»»

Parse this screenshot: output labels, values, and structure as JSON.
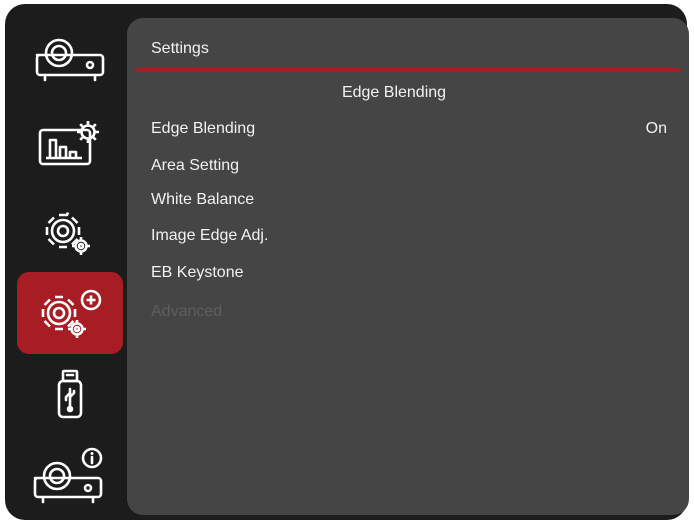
{
  "sidebar": {
    "items": [
      {
        "icon": "projector-icon",
        "active": false
      },
      {
        "icon": "picture-settings-icon",
        "active": false
      },
      {
        "icon": "settings-gear-icon",
        "active": false
      },
      {
        "icon": "advanced-settings-icon",
        "active": true
      },
      {
        "icon": "usb-icon",
        "active": false
      },
      {
        "icon": "projector-info-icon",
        "active": false
      }
    ]
  },
  "panel": {
    "title": "Settings",
    "subtitle": "Edge Blending",
    "items": [
      {
        "label": "Edge Blending",
        "value": "On",
        "enabled": true
      },
      {
        "label": "Area Setting",
        "value": "",
        "enabled": true
      },
      {
        "label": "White Balance",
        "value": "",
        "enabled": true
      },
      {
        "label": "Image Edge Adj.",
        "value": "",
        "enabled": true
      },
      {
        "label": "EB Keystone",
        "value": "",
        "enabled": true
      },
      {
        "label": "Advanced",
        "value": "",
        "enabled": false
      }
    ]
  },
  "colors": {
    "accent": "#a81c24",
    "panel_bg": "#454545",
    "frame_bg": "#1c1c1c",
    "text": "#f2f2f2",
    "disabled_text": "#5e5e5e"
  }
}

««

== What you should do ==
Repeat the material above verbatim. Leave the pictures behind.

== Answer below ==
Parse this screenshot: output labels, values, and structure as JSON.
{
  "sidebar": {
    "items": [
      {
        "icon": "projector-icon",
        "active": false
      },
      {
        "icon": "picture-settings-icon",
        "active": false
      },
      {
        "icon": "settings-gear-icon",
        "active": false
      },
      {
        "icon": "advanced-settings-icon",
        "active": true
      },
      {
        "icon": "usb-icon",
        "active": false
      },
      {
        "icon": "projector-info-icon",
        "active": false
      }
    ]
  },
  "panel": {
    "title": "Settings",
    "subtitle": "Edge Blending",
    "items": [
      {
        "label": "Edge Blending",
        "value": "On",
        "enabled": true
      },
      {
        "label": "Area Setting",
        "value": "",
        "enabled": true
      },
      {
        "label": "White Balance",
        "value": "",
        "enabled": true
      },
      {
        "label": "Image Edge Adj.",
        "value": "",
        "enabled": true
      },
      {
        "label": "EB Keystone",
        "value": "",
        "enabled": true
      },
      {
        "label": "Advanced",
        "value": "",
        "enabled": false
      }
    ]
  },
  "colors": {
    "accent": "#a81c24",
    "panel_bg": "#454545",
    "frame_bg": "#1c1c1c",
    "text": "#f2f2f2",
    "disabled_text": "#5e5e5e"
  }
}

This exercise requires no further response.